• MATERIAL FOR THIS TASK:
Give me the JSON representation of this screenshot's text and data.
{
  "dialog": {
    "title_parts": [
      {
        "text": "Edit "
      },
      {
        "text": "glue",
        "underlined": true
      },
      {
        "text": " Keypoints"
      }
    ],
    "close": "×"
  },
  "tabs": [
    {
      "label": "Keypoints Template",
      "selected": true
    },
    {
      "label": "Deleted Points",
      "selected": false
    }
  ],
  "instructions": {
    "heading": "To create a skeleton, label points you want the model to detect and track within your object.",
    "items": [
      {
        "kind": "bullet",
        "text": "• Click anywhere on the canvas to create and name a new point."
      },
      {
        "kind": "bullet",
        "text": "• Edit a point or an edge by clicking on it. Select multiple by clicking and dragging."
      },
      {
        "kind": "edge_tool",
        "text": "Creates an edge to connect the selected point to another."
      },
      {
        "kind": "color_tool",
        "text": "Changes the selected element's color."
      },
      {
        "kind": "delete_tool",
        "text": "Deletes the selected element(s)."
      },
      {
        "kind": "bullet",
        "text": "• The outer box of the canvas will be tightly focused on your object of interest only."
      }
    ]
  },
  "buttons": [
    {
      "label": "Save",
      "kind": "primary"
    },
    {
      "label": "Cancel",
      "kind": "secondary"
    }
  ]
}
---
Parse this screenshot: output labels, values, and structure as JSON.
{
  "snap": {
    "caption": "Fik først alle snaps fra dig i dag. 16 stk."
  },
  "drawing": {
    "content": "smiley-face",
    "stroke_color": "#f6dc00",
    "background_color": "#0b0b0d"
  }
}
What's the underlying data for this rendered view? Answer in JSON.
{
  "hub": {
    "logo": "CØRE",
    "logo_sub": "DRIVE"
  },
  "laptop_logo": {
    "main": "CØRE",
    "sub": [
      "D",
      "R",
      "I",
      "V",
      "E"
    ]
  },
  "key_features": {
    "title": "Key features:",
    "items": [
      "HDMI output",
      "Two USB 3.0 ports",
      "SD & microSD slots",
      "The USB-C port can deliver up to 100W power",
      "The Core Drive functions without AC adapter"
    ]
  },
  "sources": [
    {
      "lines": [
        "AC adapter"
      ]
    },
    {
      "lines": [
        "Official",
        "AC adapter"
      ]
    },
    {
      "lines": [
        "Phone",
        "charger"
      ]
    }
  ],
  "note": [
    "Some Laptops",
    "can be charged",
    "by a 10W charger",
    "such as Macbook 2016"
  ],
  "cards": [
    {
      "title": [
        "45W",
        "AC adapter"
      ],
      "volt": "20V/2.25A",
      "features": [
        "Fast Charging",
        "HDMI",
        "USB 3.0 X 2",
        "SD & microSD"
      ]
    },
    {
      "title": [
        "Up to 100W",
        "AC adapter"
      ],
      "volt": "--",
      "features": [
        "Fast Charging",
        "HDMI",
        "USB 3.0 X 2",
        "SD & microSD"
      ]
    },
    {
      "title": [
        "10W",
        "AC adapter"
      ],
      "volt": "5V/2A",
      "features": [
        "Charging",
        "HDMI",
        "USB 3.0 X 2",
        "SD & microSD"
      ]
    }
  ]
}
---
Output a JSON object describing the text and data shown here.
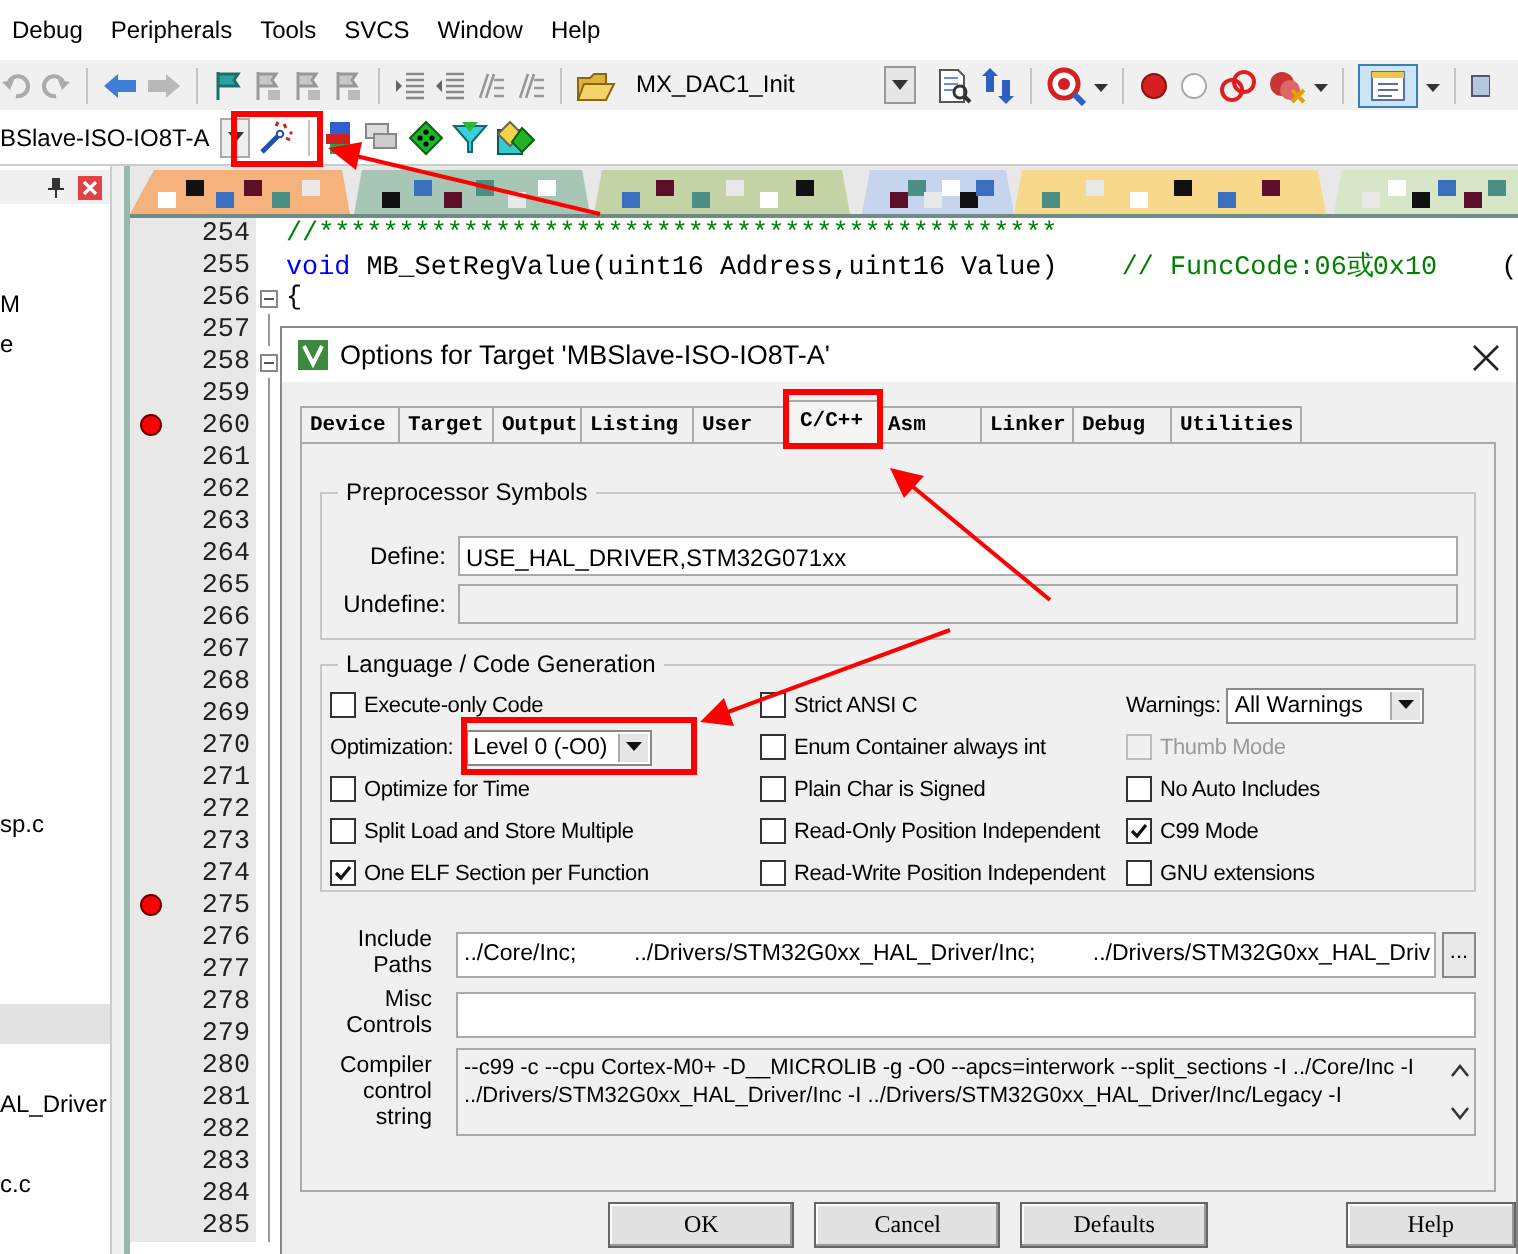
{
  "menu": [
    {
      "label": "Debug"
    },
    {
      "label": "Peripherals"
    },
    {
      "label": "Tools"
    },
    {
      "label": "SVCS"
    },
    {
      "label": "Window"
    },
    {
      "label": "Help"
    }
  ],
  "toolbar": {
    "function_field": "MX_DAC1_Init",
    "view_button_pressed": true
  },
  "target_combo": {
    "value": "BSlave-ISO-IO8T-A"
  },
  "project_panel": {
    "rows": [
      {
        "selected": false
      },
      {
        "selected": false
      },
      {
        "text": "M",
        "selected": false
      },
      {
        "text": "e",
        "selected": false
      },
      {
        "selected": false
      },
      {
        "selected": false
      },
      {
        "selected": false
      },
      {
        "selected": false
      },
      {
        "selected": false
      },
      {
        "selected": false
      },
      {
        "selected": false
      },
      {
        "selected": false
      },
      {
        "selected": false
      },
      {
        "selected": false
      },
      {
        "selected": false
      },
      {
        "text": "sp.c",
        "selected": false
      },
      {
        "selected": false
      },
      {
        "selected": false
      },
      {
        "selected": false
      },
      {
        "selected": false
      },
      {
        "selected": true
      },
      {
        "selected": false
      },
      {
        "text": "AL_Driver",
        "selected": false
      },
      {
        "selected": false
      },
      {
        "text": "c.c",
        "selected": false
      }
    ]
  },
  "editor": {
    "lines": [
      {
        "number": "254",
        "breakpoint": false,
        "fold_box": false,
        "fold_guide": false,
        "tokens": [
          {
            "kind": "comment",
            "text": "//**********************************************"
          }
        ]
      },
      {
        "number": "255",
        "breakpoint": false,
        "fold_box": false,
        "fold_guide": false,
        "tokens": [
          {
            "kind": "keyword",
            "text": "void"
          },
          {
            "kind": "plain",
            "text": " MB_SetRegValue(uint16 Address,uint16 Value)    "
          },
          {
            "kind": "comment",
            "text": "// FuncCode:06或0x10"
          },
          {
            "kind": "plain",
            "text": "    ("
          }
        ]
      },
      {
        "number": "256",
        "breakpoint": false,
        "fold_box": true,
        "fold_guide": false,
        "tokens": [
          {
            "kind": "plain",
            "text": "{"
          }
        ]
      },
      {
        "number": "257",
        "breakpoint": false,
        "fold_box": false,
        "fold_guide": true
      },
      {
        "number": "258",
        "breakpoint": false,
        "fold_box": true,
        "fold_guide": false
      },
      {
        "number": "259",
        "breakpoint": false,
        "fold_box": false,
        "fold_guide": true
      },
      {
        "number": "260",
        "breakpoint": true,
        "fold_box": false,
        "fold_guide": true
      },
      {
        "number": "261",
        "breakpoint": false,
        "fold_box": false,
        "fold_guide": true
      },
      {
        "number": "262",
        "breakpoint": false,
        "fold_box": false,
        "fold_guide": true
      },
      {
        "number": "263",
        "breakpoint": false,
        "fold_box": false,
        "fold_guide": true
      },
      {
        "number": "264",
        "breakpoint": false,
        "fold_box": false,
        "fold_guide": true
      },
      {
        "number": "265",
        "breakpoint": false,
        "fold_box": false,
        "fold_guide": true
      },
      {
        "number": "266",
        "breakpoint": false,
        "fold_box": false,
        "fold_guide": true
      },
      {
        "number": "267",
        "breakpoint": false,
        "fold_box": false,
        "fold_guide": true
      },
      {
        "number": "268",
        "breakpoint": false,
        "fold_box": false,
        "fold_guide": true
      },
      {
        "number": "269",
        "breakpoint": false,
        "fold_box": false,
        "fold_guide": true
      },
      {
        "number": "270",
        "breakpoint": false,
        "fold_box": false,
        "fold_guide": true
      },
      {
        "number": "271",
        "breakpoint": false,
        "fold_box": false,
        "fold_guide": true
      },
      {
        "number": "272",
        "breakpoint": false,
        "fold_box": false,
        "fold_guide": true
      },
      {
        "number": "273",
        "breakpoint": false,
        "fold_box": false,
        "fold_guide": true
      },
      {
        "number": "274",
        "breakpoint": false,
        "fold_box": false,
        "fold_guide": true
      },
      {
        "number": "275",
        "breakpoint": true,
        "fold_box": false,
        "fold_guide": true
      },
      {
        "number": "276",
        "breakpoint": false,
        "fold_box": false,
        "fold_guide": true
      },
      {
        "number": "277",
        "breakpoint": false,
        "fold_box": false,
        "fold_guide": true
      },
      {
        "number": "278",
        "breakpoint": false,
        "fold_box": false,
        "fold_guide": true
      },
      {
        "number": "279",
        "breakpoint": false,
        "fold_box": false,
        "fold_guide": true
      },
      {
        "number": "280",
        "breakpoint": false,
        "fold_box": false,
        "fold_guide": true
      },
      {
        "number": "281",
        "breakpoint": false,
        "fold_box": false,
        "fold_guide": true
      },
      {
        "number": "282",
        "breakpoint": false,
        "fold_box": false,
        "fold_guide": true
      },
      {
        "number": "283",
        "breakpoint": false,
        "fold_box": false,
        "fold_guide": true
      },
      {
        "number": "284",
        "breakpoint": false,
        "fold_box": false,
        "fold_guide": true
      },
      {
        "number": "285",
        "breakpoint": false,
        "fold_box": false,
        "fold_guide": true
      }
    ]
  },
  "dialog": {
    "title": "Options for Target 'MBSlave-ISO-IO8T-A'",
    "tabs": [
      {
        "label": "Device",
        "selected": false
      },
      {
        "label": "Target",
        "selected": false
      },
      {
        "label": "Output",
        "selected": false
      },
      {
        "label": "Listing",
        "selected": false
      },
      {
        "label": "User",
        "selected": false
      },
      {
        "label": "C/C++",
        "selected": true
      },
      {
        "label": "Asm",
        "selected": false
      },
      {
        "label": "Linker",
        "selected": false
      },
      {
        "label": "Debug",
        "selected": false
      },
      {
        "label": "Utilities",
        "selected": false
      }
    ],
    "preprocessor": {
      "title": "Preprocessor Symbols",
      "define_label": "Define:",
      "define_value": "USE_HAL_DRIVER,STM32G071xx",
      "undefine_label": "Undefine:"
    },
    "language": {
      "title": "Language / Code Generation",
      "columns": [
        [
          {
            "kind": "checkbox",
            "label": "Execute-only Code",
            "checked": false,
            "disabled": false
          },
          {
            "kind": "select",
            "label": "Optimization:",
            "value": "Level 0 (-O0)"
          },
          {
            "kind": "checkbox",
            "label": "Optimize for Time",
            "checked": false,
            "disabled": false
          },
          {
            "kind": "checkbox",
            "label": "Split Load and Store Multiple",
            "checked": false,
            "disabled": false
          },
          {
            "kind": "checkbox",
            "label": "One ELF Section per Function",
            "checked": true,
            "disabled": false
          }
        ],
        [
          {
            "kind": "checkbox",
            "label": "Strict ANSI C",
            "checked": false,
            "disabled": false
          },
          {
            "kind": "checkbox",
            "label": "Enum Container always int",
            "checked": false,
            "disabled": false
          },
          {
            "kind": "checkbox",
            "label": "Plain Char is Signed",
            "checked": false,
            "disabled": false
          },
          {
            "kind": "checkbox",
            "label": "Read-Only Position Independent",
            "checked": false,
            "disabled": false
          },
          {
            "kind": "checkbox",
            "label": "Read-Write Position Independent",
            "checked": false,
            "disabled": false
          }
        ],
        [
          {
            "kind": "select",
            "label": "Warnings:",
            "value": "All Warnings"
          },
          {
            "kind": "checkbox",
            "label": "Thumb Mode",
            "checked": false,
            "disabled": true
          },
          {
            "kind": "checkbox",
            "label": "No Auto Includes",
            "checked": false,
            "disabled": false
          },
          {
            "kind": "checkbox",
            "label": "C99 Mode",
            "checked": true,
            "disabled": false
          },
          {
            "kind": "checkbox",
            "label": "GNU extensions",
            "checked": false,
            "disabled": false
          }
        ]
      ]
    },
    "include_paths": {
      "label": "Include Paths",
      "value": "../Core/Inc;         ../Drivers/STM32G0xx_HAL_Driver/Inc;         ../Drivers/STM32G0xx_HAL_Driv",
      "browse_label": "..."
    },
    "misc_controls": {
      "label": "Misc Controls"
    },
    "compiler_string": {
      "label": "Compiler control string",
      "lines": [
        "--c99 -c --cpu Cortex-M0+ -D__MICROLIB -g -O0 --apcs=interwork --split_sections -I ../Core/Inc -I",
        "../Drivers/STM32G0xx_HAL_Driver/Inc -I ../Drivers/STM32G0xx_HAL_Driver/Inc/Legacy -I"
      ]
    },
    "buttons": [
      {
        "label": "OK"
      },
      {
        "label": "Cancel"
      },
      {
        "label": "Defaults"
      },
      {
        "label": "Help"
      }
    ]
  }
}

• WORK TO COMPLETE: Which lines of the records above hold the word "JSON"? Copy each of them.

• PROBLEM SOLUTION:
Give me the JSON representation of this screenshot's text and data.
Parse this screenshot: output labels, values, and structure as JSON.
What's the underlying data for this rendered view? Answer in JSON.
Output a JSON object describing the text and data shown here.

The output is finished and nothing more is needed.